A sign of American production, Caterpillar discovers itself at the center of a tax debate including the Internal Revenue Service (IRS). At stake is a prospective $2 billion tax expense for the company and a restructuring of how US-based business with international operations might pay their taxes in future. Caterpillar has long used Caterpillar SARL, its subsidiary in Switzerland, to process sales and revenues for worldwide orders. According to a 2014 US Senate Committee report, the company pays a reliable business tax rate of just 4% to 6% on this income. This is also much less than the 21% business tax rate gone by President Trump’s administration in December 2017.
The IRS declares that in between 2007 and 2012, Caterpillar processed worldwide sales unlawfully to lower its reliable tax rate. Caterpillar, on its part, declares that its practice is legal and typical amongst US business running internationally. According to media reports, the IRS might not find the appropriate paperwork supporting the exports of replacement parts to the company’s worldwide consumers. Caterpillar is implicated in poorly associating these sales to its lower-tax subsidiary, rather of the higher-tax jurisdictions that produced the sales. Representatives from the Commerce Department, the IRS,and the Federal Deposit Insurance Corporation robbed Caterpillar’s workplaces and storage facility in Illinois in March in 2015.
Transfer Pricing Conundrum
At the heart of the IRS-Caterpillar tussle are the enduring transfer prices practices used by US multinationals to decrease and structure tax payments by processing sales in lower-tax jurisdictions.

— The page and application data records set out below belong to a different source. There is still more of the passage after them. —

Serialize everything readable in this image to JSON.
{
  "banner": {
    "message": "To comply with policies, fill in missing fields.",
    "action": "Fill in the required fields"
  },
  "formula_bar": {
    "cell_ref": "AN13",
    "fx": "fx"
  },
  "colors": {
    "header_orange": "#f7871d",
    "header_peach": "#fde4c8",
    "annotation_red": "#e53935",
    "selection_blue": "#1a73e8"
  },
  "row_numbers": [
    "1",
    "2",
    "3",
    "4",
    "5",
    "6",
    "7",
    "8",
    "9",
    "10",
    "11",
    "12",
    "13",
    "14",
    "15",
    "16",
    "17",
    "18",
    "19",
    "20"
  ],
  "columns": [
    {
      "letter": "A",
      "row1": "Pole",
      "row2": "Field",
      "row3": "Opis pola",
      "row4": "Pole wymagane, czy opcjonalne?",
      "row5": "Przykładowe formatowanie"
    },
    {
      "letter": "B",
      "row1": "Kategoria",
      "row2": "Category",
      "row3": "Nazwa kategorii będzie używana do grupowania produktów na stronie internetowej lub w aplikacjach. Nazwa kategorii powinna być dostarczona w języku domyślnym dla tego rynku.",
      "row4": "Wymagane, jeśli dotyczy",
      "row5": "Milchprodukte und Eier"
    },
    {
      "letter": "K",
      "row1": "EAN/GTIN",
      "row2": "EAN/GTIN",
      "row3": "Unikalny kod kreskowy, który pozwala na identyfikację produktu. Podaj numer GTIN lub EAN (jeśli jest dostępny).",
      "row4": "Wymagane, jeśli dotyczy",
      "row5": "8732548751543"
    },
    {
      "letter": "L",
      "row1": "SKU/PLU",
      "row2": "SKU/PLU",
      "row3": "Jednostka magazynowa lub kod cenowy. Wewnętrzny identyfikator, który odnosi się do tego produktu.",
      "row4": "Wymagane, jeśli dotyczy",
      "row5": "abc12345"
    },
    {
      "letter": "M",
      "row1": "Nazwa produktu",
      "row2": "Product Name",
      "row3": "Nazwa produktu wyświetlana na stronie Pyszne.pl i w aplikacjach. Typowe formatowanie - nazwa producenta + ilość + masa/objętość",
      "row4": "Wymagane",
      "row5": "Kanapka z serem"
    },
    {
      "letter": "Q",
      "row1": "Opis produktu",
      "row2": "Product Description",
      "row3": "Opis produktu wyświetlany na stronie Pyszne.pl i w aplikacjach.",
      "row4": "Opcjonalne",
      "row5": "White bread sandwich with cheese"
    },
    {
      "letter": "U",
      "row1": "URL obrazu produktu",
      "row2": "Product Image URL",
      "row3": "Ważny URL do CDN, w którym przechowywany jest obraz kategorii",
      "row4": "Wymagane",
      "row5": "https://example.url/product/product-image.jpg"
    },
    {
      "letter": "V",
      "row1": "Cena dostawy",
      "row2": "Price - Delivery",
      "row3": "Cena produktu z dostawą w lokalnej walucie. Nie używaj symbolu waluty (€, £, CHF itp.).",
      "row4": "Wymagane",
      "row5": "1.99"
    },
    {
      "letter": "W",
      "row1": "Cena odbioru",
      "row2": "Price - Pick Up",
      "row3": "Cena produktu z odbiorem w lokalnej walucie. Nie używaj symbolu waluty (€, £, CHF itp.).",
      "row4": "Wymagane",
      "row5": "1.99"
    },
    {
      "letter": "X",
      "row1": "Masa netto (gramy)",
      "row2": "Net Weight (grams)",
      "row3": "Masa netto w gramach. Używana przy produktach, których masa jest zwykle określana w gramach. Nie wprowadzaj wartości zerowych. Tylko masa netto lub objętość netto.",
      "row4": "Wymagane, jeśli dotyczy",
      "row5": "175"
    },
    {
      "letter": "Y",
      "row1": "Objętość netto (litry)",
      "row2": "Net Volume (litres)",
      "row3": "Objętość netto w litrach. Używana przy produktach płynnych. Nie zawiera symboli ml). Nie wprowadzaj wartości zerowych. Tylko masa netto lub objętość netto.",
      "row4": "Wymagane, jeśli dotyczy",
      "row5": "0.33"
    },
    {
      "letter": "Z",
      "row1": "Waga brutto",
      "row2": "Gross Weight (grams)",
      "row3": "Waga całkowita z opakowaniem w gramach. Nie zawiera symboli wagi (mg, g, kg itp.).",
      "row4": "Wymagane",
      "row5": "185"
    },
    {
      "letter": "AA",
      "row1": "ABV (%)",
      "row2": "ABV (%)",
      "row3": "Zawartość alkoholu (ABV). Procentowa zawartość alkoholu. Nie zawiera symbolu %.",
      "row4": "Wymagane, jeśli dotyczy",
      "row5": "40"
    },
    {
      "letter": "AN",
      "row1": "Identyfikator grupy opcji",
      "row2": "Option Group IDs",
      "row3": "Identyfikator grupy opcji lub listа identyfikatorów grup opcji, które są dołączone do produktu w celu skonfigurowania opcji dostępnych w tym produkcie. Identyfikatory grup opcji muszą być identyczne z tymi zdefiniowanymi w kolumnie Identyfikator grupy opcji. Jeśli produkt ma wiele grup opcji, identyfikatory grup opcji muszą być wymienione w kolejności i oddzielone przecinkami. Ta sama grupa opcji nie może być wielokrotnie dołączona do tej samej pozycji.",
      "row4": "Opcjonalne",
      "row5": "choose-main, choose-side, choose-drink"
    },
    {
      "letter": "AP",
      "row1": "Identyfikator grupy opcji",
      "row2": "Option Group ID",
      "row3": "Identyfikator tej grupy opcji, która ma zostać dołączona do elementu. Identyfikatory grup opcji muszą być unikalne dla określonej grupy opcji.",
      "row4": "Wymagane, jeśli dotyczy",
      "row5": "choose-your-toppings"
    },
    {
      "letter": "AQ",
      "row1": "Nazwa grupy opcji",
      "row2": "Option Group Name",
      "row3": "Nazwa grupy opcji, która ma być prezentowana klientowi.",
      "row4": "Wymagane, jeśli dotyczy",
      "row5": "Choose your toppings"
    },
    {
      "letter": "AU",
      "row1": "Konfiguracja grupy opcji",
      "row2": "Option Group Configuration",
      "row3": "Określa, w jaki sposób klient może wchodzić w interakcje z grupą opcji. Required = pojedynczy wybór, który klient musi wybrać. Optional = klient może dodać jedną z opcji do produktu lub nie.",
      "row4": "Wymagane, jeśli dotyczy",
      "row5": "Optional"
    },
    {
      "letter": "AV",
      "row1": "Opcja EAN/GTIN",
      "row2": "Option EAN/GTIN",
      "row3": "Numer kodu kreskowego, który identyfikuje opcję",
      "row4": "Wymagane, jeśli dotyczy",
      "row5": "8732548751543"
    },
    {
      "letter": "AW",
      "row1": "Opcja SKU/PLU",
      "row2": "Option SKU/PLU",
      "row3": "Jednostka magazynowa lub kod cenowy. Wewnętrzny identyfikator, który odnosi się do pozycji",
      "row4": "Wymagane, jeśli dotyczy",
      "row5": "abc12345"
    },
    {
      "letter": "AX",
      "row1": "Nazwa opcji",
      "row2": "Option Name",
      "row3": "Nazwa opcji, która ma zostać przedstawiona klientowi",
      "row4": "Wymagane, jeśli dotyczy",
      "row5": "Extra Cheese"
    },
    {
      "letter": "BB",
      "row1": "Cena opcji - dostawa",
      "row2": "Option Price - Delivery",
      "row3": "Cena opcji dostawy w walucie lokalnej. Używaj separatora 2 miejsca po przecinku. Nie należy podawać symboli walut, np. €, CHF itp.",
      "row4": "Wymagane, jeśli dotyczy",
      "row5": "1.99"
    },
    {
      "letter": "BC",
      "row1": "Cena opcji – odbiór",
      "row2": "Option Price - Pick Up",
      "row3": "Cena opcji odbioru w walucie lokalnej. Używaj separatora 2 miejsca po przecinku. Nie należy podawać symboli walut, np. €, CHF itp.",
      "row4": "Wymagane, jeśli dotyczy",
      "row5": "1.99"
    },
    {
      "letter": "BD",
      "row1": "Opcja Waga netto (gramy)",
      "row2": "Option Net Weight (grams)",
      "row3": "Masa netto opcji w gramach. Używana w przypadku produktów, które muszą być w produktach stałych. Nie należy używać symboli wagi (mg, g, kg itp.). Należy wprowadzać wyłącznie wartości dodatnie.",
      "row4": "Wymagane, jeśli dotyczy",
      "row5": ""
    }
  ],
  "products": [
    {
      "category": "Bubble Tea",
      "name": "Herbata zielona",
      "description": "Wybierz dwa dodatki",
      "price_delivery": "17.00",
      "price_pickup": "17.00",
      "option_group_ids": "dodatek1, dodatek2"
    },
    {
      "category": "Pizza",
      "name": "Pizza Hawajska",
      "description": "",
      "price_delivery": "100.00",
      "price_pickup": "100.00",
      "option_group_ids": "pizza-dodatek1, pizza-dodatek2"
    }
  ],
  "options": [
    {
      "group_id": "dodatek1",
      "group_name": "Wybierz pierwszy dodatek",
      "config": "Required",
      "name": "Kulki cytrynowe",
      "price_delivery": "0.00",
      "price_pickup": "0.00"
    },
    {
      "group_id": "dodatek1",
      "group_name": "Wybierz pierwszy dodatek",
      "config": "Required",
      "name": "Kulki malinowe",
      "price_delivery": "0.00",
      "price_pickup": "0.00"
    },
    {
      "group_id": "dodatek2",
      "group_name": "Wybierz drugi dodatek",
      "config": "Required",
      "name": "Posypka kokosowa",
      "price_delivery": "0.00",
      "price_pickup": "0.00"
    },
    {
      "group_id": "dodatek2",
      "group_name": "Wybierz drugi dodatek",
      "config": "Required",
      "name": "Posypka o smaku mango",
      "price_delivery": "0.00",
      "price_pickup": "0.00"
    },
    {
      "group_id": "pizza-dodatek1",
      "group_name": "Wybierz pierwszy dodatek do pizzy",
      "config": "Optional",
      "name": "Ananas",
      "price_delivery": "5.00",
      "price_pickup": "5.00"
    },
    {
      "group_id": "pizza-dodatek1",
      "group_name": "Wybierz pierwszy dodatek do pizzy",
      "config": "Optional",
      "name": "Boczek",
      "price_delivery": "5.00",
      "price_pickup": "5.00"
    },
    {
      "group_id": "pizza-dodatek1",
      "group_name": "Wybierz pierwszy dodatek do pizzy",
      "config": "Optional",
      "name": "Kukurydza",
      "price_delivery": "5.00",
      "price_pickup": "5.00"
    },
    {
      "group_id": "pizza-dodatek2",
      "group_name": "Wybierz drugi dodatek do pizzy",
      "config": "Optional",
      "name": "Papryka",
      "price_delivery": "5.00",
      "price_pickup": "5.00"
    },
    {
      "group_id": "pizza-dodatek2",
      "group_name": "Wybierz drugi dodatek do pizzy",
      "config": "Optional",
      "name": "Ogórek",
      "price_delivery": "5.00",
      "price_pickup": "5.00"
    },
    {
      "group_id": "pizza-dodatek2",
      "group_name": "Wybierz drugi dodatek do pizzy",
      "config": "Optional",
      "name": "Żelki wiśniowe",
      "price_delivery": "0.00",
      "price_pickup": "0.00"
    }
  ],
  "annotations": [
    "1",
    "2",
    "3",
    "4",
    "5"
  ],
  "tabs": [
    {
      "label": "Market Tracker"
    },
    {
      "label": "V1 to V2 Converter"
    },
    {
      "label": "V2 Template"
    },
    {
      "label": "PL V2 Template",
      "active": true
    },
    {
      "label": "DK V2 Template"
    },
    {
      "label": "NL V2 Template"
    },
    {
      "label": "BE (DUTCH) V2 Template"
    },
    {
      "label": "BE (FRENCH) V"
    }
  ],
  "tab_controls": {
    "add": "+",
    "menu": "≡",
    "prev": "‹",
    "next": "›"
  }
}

These might now be affected by a few of the new arrangements in the recently authorized US tax law, most significantly, the lower business tax rate of 21% and the one-time minimized tax on repatriated make money from foreign subsidiaries– 15.5% on money and equivalents and 8% on reality and other illiquid possessions. While the new tax law might see some restructuring by international business to upgrade a few of the doubtful transfer prices methods, companies would still need to represent substantial legal, accounting and other compliance expenses as part of their overall computation.
US business might respond in a different way to the tax reforms depending upon the special worldwide markets they run in. Many US technology business, such as Apple, have actually developed considerable technology research-and-development centers in Israel, a dynamic international tech center. Tech companies might also use the nation as a base for their international supply chains, as holds true with chip maker Intel.
US tax reform has actually set off a discussion about the possibility that US tech business will take out of Israel and what Israel has to do to preserve its financial competitiveness. Israel’s finance minister has actually revealed possible business tax cuts in order to keep US operations in Israel. When it comes to the transfer of funds in between business entities and move prices, Moshe Asher, the head of the Israel Tax Authority, described the considerably new lower US business and repatriation tax rates and kept in mind, “All the funds will fly from outside the US to inside the US. You’ll have no need to leave it outside the US.”.
Difficulties For The IRS
The IRS deals with a drastically altering regulative environment, even as it continues to supervise examinations such as the Caterpillar case. The tax authority has been facing budget plan and workers cuts in current years, and Trump had actually threatened to continue that pattern throughout his governmental project.
Internal Revenue Service commissioner John Koskinen, whose term ended just a couple of weeks earlier, alerted at the National Press Club, “The greatest obstacle facing the IRS today [is] the significant decrease in our funding, which puts substantial pressure on our capability to offer sufficient service to taxpayers and to keep strong service and enforcement levels to make sure the stability of our voluntary compliance system.” More funding cuts might impact the tax authority’s capability to pursue such cases and examinations in the future. In the meantime, American business is enjoying the IRS-Caterpillar case carefully.
US federal law states that a company cannot get in tax shelters merely to prevent tax; it needs to have a genuine business factor for doing so. Far, Caterpillar has kept that its Swiss subsidiary is completely legal. A judgment by the IRS will set the precedent for how US business structures their tax techniques internationally in the new age of the US tax reform.